A Dubai man was detained in Vancouver for allegedly helping an Iranian airline evade U.S. sanctions, one month after the high-profile arrest of Huawei’s senior executive.
When Seyed Abood Sari arrived at Vancouver International Airport on Jan. 17, 2019, claiming to be on a trip to visit his sons, he was flagged and detained by border agents, Global News reported.
A Canadian official said at a hearing four days later that Sari, a citizen of Iran and resident of the United Arab Emirates, was under investigation for allegedly aiding a U.S.-sanctioned Iranian airline that provided services to terrorist organizations.
The Tehran-based Mahan Air was sanctioned by the U.S. Treasury Department in 2011 for providing “transportation, funds transfers, and personnel travel services” for the Quds Force branch of Iran’s Islamic Revolutionary Guard (IRGC-QF).
Mahan Air is also on Canada’s sanctions list.
Once confirmed that Sari was wanted by the U.S. Federal Bureau of Investigation (FBI), the Royal Canadian Mounted Police arrested him for being the general manager of Mahan Air’s Dubai office, an allegation he has denied.
“Mr. Sari is sought for extradition on the basis that he made misrepresentations to U.S. financial institutions to cause them to unwittingly conduct international U.S. dollar transfers on behalf of Mahan Air,” the B.C. Supreme Court said, according to Global News.
A court hearing for Sari’s extradition is scheduled to begin in the B.C. Supreme Court on April 14.
“Mr. Sari is being afforded a fair process before the British Columbia Supreme Court in accordance with extradition law and our treaty with the United States,” said Ian McLeod, spokesperson for the Canadian Justice Department.
Defence lawyer Michael Bolton told Global News that said his client was “contesting whether there is any basis for the U.S. extradition request.”
Money Laundering via Front Companies
U.S. charges alleged that Mahan Air routed its international payments through front companies to evade sanctions.
“Mahan Air’s international payments were made using other companies established in the UAE, Turkey, Russia and elsewhere that had no apparent connection to Mahan Air, to fraudulently conceal from banks the fact that the payments violated the sanctions and the banks’ compliance policies,” according to a RCMP affidavit cited by the court.
A 2016 FBI probe into email accounts found evidence that Sari was “directly involved” in some of those transactions, and an arrest warrant was issued in 2018, Global News reported.
“Business and financial records sent to or from email accounts used by Mr. Sari and other Mahan Air officers show that a major responsibility of the Mahan Air’s Dubai Office is to make international payments to Mahan Air’s suppliers and service providers,” the affidavit stated.
While being questioned in Vancouver, Sari told Canadian officials that he knew about the sanctions, but “did not care what they were doing,” because he “needed the money,” the Canadian official testified at his detention hearing.
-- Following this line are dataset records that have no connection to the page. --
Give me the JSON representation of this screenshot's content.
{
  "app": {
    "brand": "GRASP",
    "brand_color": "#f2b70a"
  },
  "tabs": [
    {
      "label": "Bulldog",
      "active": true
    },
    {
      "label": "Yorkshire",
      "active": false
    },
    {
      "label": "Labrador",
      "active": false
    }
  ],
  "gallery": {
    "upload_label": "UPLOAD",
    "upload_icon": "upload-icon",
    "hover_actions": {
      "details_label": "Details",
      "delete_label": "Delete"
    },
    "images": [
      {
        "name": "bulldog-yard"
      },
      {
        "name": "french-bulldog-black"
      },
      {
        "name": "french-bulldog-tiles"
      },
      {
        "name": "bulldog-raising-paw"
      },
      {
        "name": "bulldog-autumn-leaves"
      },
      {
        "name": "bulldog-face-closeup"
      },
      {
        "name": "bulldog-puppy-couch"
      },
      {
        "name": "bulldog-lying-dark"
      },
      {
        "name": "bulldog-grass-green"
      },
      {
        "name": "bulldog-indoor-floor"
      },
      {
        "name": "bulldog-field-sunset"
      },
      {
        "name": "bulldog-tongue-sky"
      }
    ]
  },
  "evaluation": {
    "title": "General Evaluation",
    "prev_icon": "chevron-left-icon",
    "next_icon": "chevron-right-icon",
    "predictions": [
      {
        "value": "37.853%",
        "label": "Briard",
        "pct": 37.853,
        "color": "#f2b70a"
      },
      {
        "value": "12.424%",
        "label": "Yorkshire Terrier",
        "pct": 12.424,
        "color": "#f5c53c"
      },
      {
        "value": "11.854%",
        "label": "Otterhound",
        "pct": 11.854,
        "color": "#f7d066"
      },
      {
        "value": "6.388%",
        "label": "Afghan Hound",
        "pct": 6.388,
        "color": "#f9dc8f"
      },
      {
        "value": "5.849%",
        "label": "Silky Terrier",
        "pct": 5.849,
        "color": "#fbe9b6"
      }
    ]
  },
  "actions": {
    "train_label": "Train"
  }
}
Sari said at his detention hearing on Jan. 21, 2019, that he was never employed by Mahan Air, but instead worked for Jahan Destinations Travel and Tourism, which was a Dubai company that served as the “general sales agency” for Mahan Airlines, according to the Canadian official.
Sari said he had conducted only “limited functions” at the Dubai airport on behalf of Mahan Air and did not play a principal role in the banking transactions in question.
Jahan Destinations was added to the U.S. Treasury sanction list in December 2019 for its alleged ties to Mahan Air.
Mahan Air has played an “integral role” in supporting the Quds Force, and even provided transportation for its former commander, Qassem Soleimani, according to the U.S. Treasury.
Soleimani was killed in a U.S. airstrike in Iraq on Jan. 3, 2020.
While Sari’s case has largely escaped headlines, it’s similar in a number of ways to Huawei chief financial officer Meng Wanzhou’s arrest at a Vancouver airport a month earlier.
Like Meng, Sari has alleged that the Canadian Border Services Agency (CBSA) had questioned him and searched his electronic devices in an attempt “to assist with the gathering of evidence” of the U.S. charges, which he claimed was an “abuse of process.”
In January, Sari asked the B.C. Supreme Court for copies of documents held by Canadian authorities, claiming that they could prove the evidence against him was unreliable.
The judge granted his request for documents.
Sari was released on bail in July 2019.